■ **Task goal**
Repeat each entry exactly; omit all pictures.

■ **Website and app data records**
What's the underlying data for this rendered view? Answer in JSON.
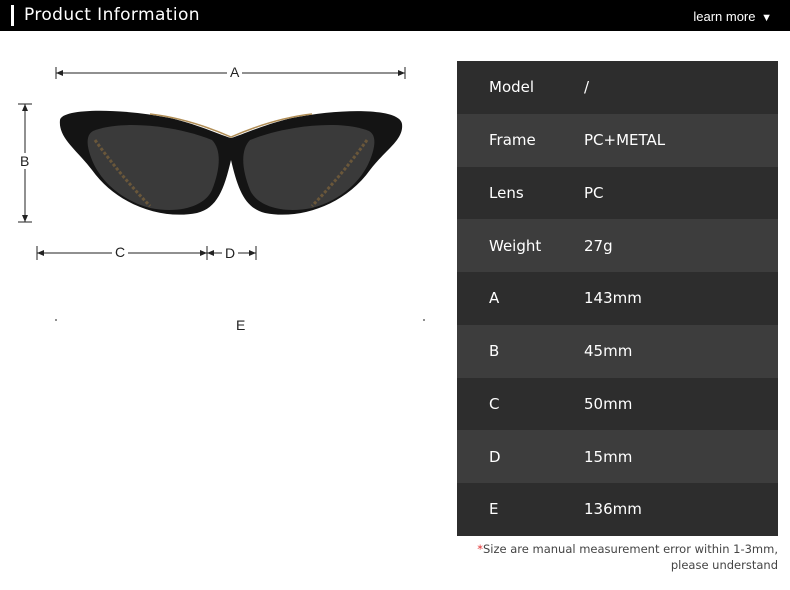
{
  "header": {
    "title": "Product Information",
    "learn_more": "learn more",
    "arrow": "▼"
  },
  "dimensions": {
    "a": "A",
    "b": "B",
    "c": "C",
    "d": "D",
    "e": "E"
  },
  "specs": [
    {
      "key": "Model",
      "value": "/"
    },
    {
      "key": "Frame",
      "value": "PC+METAL"
    },
    {
      "key": "Lens",
      "value": "PC"
    },
    {
      "key": "Weight",
      "value": "27g"
    },
    {
      "key": "A",
      "value": "143mm"
    },
    {
      "key": "B",
      "value": "45mm"
    },
    {
      "key": "C",
      "value": "50mm"
    },
    {
      "key": "D",
      "value": "15mm"
    },
    {
      "key": "E",
      "value": "136mm"
    }
  ],
  "note": {
    "star": "*",
    "text": "Size are manual measurement error within 1-3mm, please understand"
  },
  "colors": {
    "header_bg": "#000000",
    "row_dark": "#2d2d2d",
    "row_light": "#3d3d3d",
    "frame": "#141414",
    "chain_gold": "#c9a66b"
  },
  "icons": [
    "chevron-down-icon"
  ]
}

■ **Result of this exercise**
What's the underlying data for this rendered view? Answer in JSON.
{
  "header": {
    "title": "Product Information",
    "learn_more": "learn more",
    "arrow": "▼"
  },
  "dimensions": {
    "a": "A",
    "b": "B",
    "c": "C",
    "d": "D",
    "e": "E"
  },
  "specs": [
    {
      "key": "Model",
      "value": "/"
    },
    {
      "key": "Frame",
      "value": "PC+METAL"
    },
    {
      "key": "Lens",
      "value": "PC"
    },
    {
      "key": "Weight",
      "value": "27g"
    },
    {
      "key": "A",
      "value": "143mm"
    },
    {
      "key": "B",
      "value": "45mm"
    },
    {
      "key": "C",
      "value": "50mm"
    },
    {
      "key": "D",
      "value": "15mm"
    },
    {
      "key": "E",
      "value": "136mm"
    }
  ],
  "note": {
    "star": "*",
    "text": "Size are manual measurement error within 1-3mm, please understand"
  },
  "colors": {
    "header_bg": "#000000",
    "row_dark": "#2d2d2d",
    "row_light": "#3d3d3d",
    "frame": "#141414",
    "chain_gold": "#c9a66b"
  },
  "icons": [
    "chevron-down-icon"
  ]
}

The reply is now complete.